“However, should any base rate increase be more aggressive it is a little more uncertain as to how this may impact things. Perhaps more significant than the level of any rate hikes will be the commentary from the Bank of England that surrounds this, as if this were to indicate that further rate rises may not be necessary, it could trigger some respite for beleaguered borrowers and a reduction in rates across all terms heading into the last quarter of the year.”
Graham Cox, founder at SelfEmployedMortgageHub.com:
“If, as expected, the base rate only rises 0.25%, it’s unlikely mortgage rates will move higher in my opinion. Rates are already high and the increase is widely expected. That said, the money markets will be interested in how the MPC committee vote is split to gauge current thinking around the inflation and economic outlook, as well as any comments from Andrew Bailey, the Bank of England Governor.”
Lee Gathercole, co-founder at Rebus Financial Services:
“Mortgage lenders have already factored a marginal increase in the base rate of 0.25% into their fixed mortgage rates for 2- and 5-years, so I can’t see any nasty surprises here which will be pleasing for both first-time buyers and homeowners as inflation looks like it is starting to come down.

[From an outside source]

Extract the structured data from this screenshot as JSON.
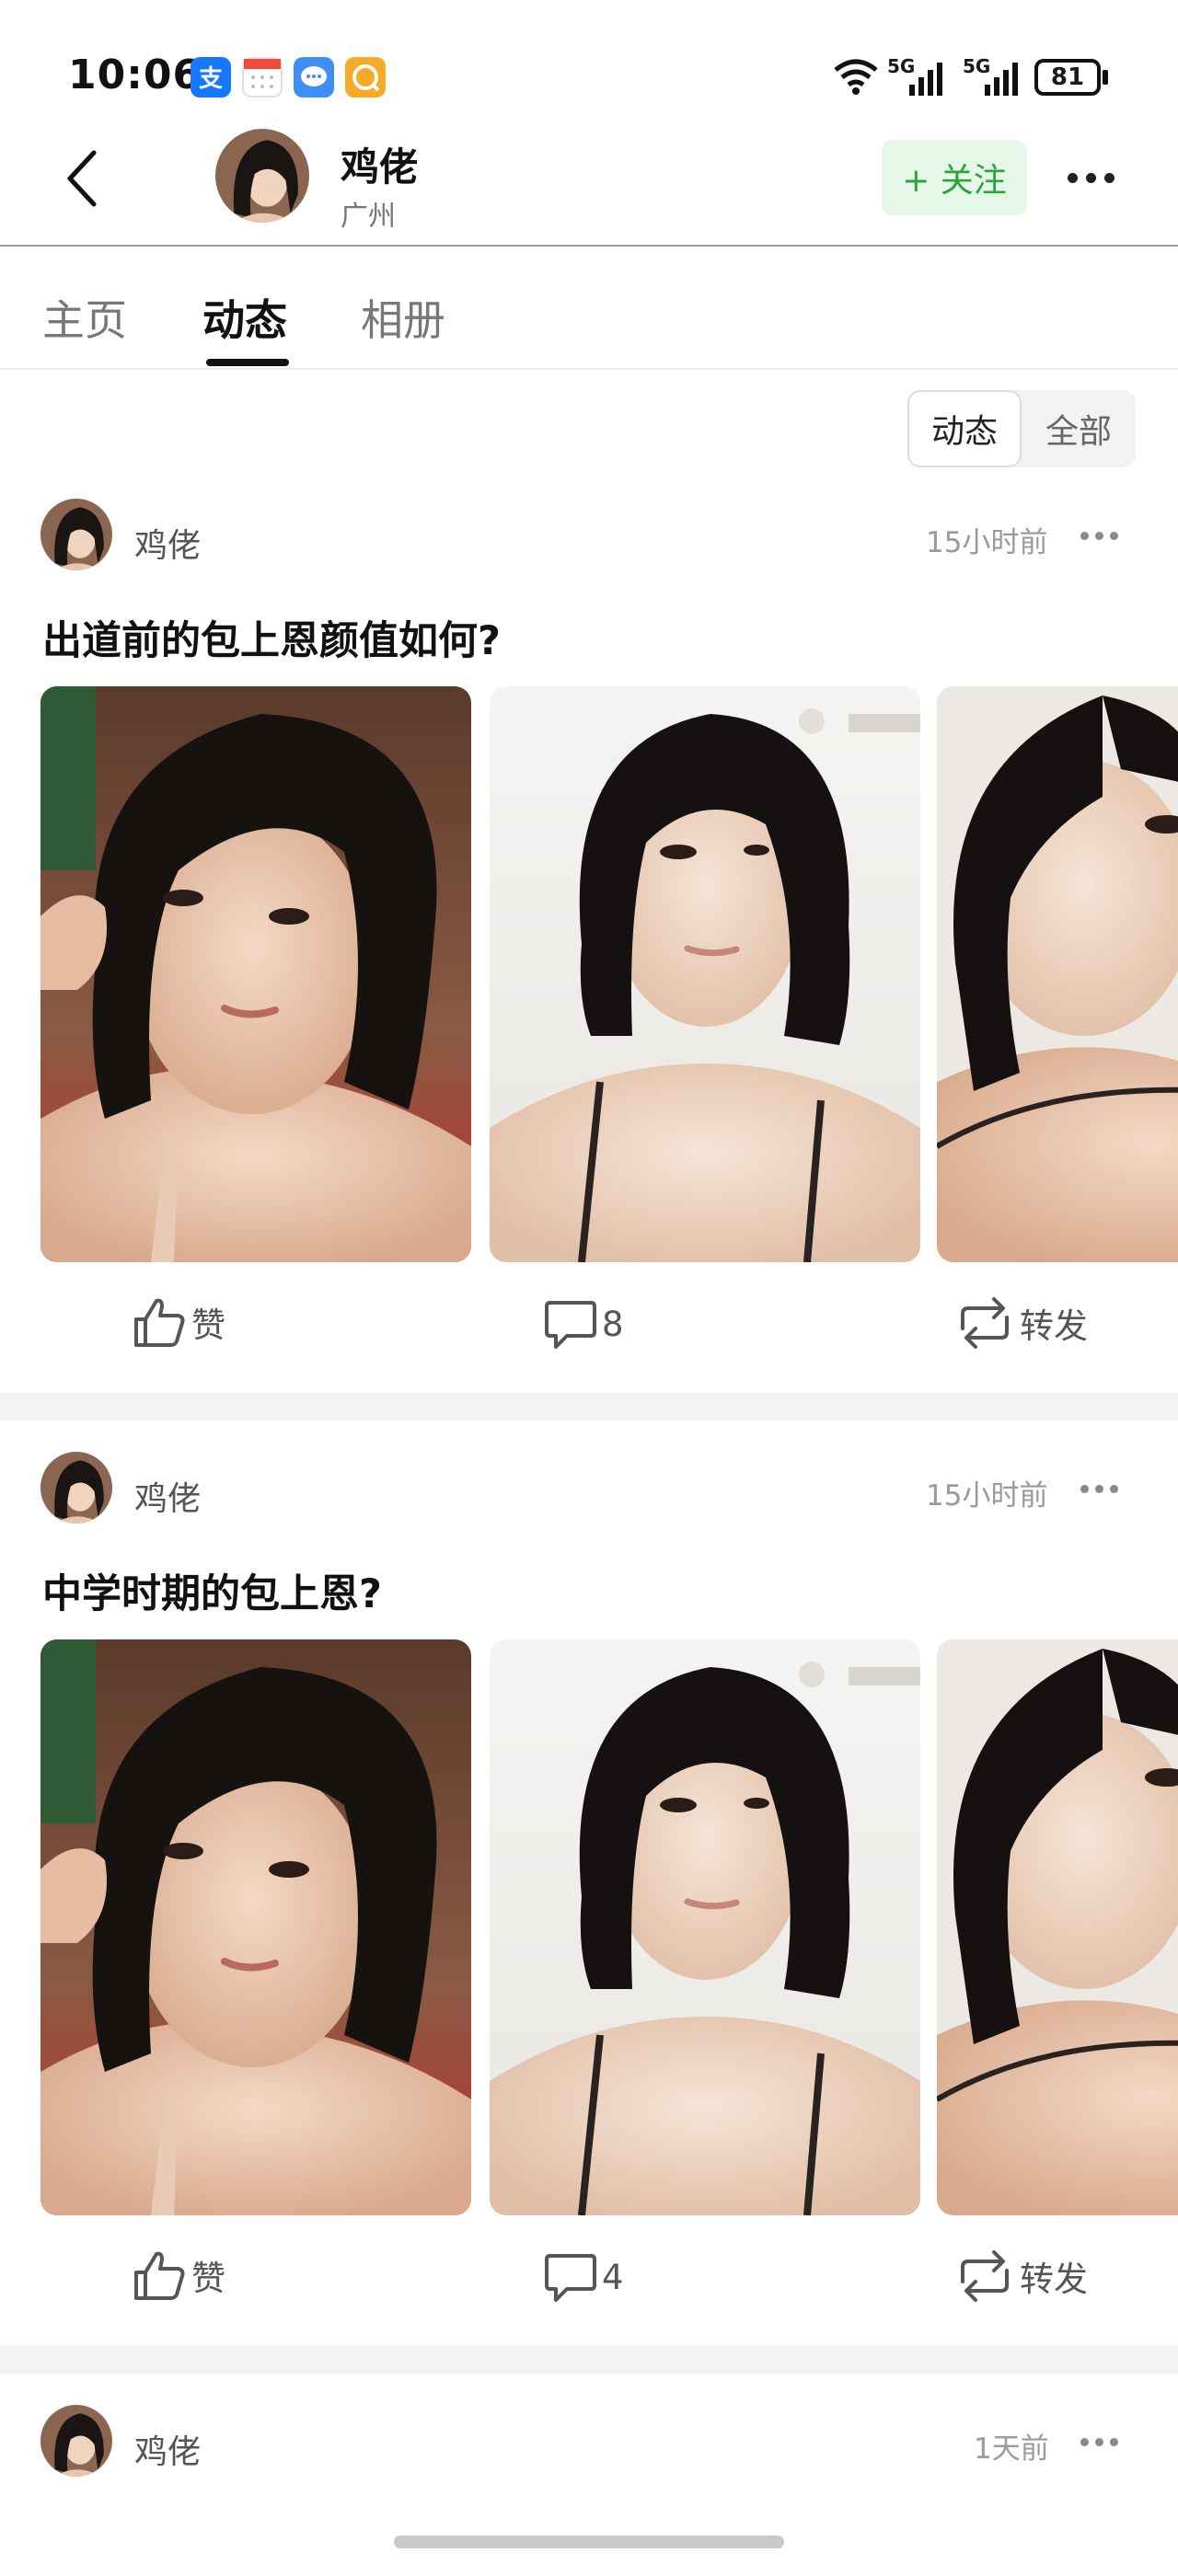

In the unlikely event we see a rise of 0.5% or more then sadly fixed rates will rise again.”
Jonathan Burridge, founding adviser at We Are Money:
“If base rate does rise then the Bank of England is acting as predicted, which the market-makers like, so, it is unlikely that we will see sentiment change. It is encouraging to see that a number of lenders have been reducing their product pricing slightly, so that may continue.

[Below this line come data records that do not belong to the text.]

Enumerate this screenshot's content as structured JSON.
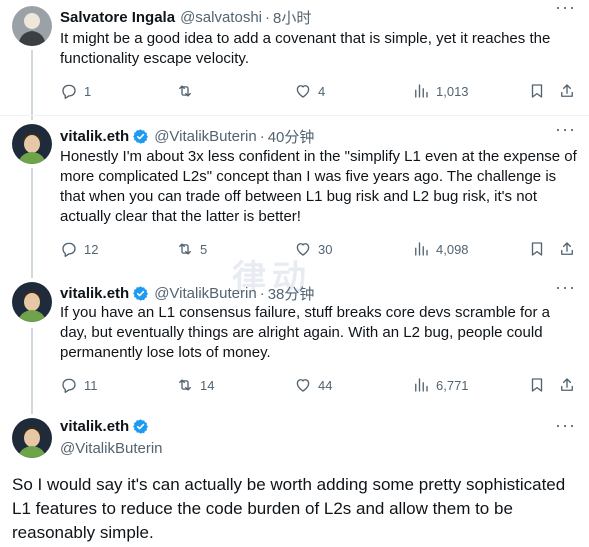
{
  "tweets": [
    {
      "name": "Salvatore Ingala",
      "handle": "@salvatoshi",
      "dot": "·",
      "time": "8小时",
      "text": "It might be a good idea to add a covenant that is simple, yet it reaches the functionality escape velocity.",
      "replies": "1",
      "retweets": "",
      "likes": "4",
      "views": "1,013"
    },
    {
      "name": "vitalik.eth",
      "handle": "@VitalikButerin",
      "dot": "·",
      "time": "40分钟",
      "text": "Honestly I'm about 3x less confident in the \"simplify L1 even at the expense of more complicated L2s\" concept than I was five years ago. The challenge is that when you can trade off between L1 bug risk and L2 bug risk, it's not actually clear that the latter is better!",
      "replies": "12",
      "retweets": "5",
      "likes": "30",
      "views": "4,098"
    },
    {
      "name": "vitalik.eth",
      "handle": "@VitalikButerin",
      "dot": "·",
      "time": "38分钟",
      "text": "If you have an L1 consensus failure, stuff breaks core devs scramble for a day, but eventually things are alright again. With an L2 bug, people could permanently lose lots of money.",
      "replies": "11",
      "retweets": "14",
      "likes": "44",
      "views": "6,771"
    }
  ],
  "main_tweet": {
    "name": "vitalik.eth",
    "handle": "@VitalikButerin",
    "text": "So I would say it's can actually be worth adding some pretty sophisticated L1 features to reduce the code burden of L2s and allow them to be reasonably simple."
  },
  "watermark": "律动",
  "colors": {
    "accent": "#1d9bf0",
    "secondary_text": "#536471",
    "thread_line": "#cfd9de"
  }
}
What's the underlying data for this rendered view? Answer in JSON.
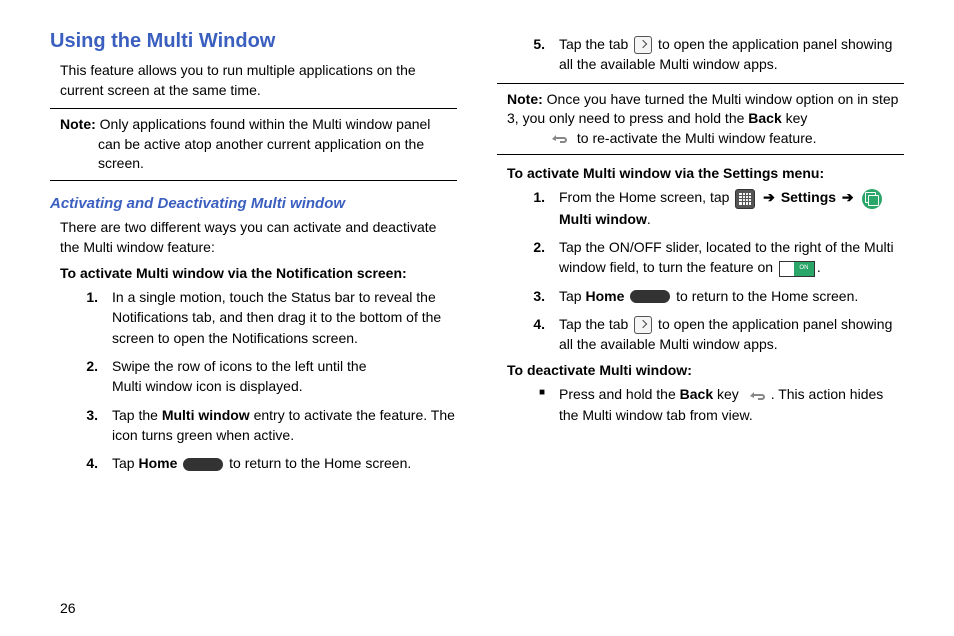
{
  "page_number": "26",
  "left": {
    "h1": "Using the Multi Window",
    "intro": "This feature allows you to run multiple applications on the current screen at the same time.",
    "note_label": "Note:",
    "note_text_line1": " Only applications found within the Multi window panel",
    "note_text_line2": "can be active atop another current application on the screen.",
    "h2": "Activating and Deactivating Multi window",
    "h2_intro": "There are two different ways you can activate and deactivate the Multi window feature:",
    "sub1": "To activate Multi window via the Notification screen:",
    "s1_num": "1.",
    "s1_text": "In a single motion, touch the Status bar to reveal the Notifications tab, and then drag it to the bottom of the screen to open the Notifications screen.",
    "s2_num": "2.",
    "s2_text_a": "Swipe the row of icons to the left until the",
    "s2_text_b": "Multi window icon is displayed.",
    "s3_num": "3.",
    "s3_a": "Tap the ",
    "s3_b": "Multi window",
    "s3_c": " entry to activate the feature. The icon turns green when active.",
    "s4_num": "4.",
    "s4_a": "Tap ",
    "s4_b": "Home",
    "s4_c": " to return to the Home screen."
  },
  "right": {
    "s5_num": "5.",
    "s5_a": "Tap the tab ",
    "s5_b": " to open the application panel showing all the available Multi window apps.",
    "note_label": "Note:",
    "note_a": " Once you have turned the Multi window option on in step 3, you only need to press and hold the ",
    "note_b": "Back",
    "note_c": " key ",
    "note_d": " to re-activate the Multi window feature.",
    "sub2": "To activate Multi window via the Settings menu:",
    "r1_num": "1.",
    "r1_a": "From the Home screen, tap ",
    "r1_arrow": " ➔ ",
    "r1_b": "Settings",
    "r1_c": "Multi window",
    "r1_d": ".",
    "r2_num": "2.",
    "r2_a": "Tap the ON/OFF slider, located to the right of the Multi window field, to turn the feature on  ",
    "r2_b": ".",
    "r3_num": "3.",
    "r3_a": "Tap ",
    "r3_b": "Home",
    "r3_c": " to return to the Home screen.",
    "r4_num": "4.",
    "r4_a": "Tap the tab ",
    "r4_b": " to open the application panel showing all the available Multi window apps.",
    "sub3": "To deactivate Multi window:",
    "b1_a": "Press and hold the ",
    "b1_b": "Back",
    "b1_c": " key ",
    "b1_d": ". This action hides the Multi window tab from view.",
    "toggle_label": "ON"
  }
}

“It will be interesting to see what the markets will do if the MPC decide to hold, that could go either way. It might be a sign that there is confidence that the strategy is working and that might reduce SWAPs, or it may be seen as poor policy, which may send SWAPs up again.”
Jamie Alexander, mortgage director at Alexander Southwell Mortgage Services:

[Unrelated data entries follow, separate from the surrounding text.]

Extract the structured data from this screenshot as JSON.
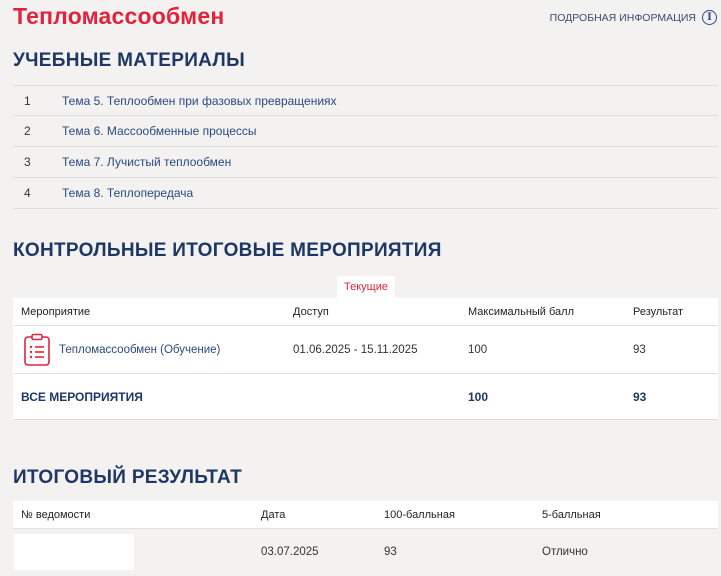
{
  "page": {
    "title": "Тепломассообмен",
    "info_link": "ПОДРОБНАЯ ИНФОРМАЦИЯ"
  },
  "materials": {
    "heading": "УЧЕБНЫЕ МАТЕРИАЛЫ",
    "items": [
      {
        "num": "1",
        "title": "Тема 5. Теплообмен при фазовых превращениях"
      },
      {
        "num": "2",
        "title": "Тема 6. Массообменные процессы"
      },
      {
        "num": "3",
        "title": "Тема 7. Лучистый теплообмен"
      },
      {
        "num": "4",
        "title": "Тема 8. Теплопередача"
      }
    ]
  },
  "events": {
    "heading": "КОНТРОЛЬНЫЕ ИТОГОВЫЕ МЕРОПРИЯТИЯ",
    "tab": "Текущие",
    "columns": {
      "event": "Мероприятие",
      "access": "Доступ",
      "max": "Максимальный балл",
      "result": "Результат"
    },
    "rows": [
      {
        "name": "Тепломассообмен (Обучение)",
        "access": "01.06.2025 - 15.11.2025",
        "max": "100",
        "result": "93",
        "icon": "clipboard-icon"
      }
    ],
    "total": {
      "label": "ВСЕ МЕРОПРИЯТИЯ",
      "max": "100",
      "result": "93"
    }
  },
  "final": {
    "heading": "ИТОГОВЫЙ РЕЗУЛЬТАТ",
    "columns": {
      "sheet": "№ ведомости",
      "date": "Дата",
      "score100": "100-балльная",
      "score5": "5-балльная"
    },
    "rows": [
      {
        "sheet": "",
        "date": "03.07.2025",
        "score100": "93",
        "score5": "Отлично"
      }
    ]
  },
  "colors": {
    "brand_red": "#e0243b",
    "heading_navy": "#1e3764",
    "link_blue": "#2b4a80",
    "background": "#f3f2f1"
  }
}
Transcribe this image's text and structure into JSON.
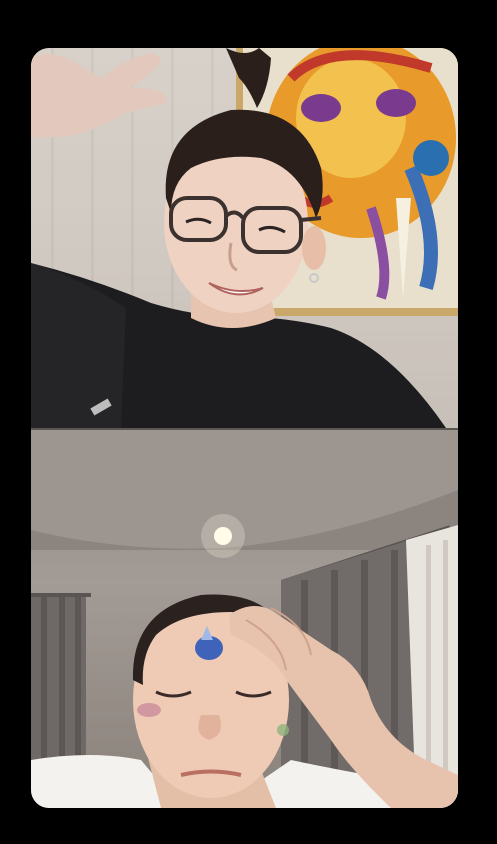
{
  "call": {
    "participants": [
      {
        "role": "top"
      },
      {
        "role": "bottom"
      }
    ]
  },
  "colors": {
    "background": "#000000",
    "frame_border": "#111111"
  }
}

“It appears that the anticipated 0.25% rise has already been taken into account, leading to an expectation of rate stability until the next inflation data is published. However, should there be a more assertive base rate increase, the potential impact on various factors becomes less certain.
“Lenders have shown a reluctance to make substantial rate reductions following last month’s encouraging inflation data. A hike of 0.25% could even ease pressure on fixed rates and encourage lenders to deliver cuts.”
Ben Tadd, director at Lucra Mortgages:
“The widely anticipated rate rise of 0.25% forecast by the Bank of England isn’t expected to have any negative impact on fixed rates, as lenders have already priced in the impending increase within their product margins.
“If the base rate is increased by 0.5% then both shorter and longer term fixed rates are likely to remain stable, if not continue to reduce based on the mini rate-war we have witnessed in the market throughout the last ten days. Only if the base rate is hiked more aggressively by 0.50% might we see a short, albeit small increase to fixed rates, although this is unlikely to be for a sustained period.”
Peter Dockar, chief commercial officer at Gen H:
“Lenders have already factored positive inflation data into their mortgage pricing. If the rate increases by 0.25%, we’ll likely see a gradual decrease in mortgage pricing over the coming months with a few jumps here and there.
“But if the base rate increases by more than the expected quarter percent, ironically, this may have the counter-intuitive effect of driving down pricing on long-term fixed rates. This is because, looking forward, the markets will expect rates to come down faster and deeper as the Bank of England tries to unwind the recession it is deliberately creating in 2024 with its current policy.
“As always, the interesting point will be the tone of Threadneedle Street’s messaging, which will indicate to markets the likely future direction and extent of rate movements in the coming months.”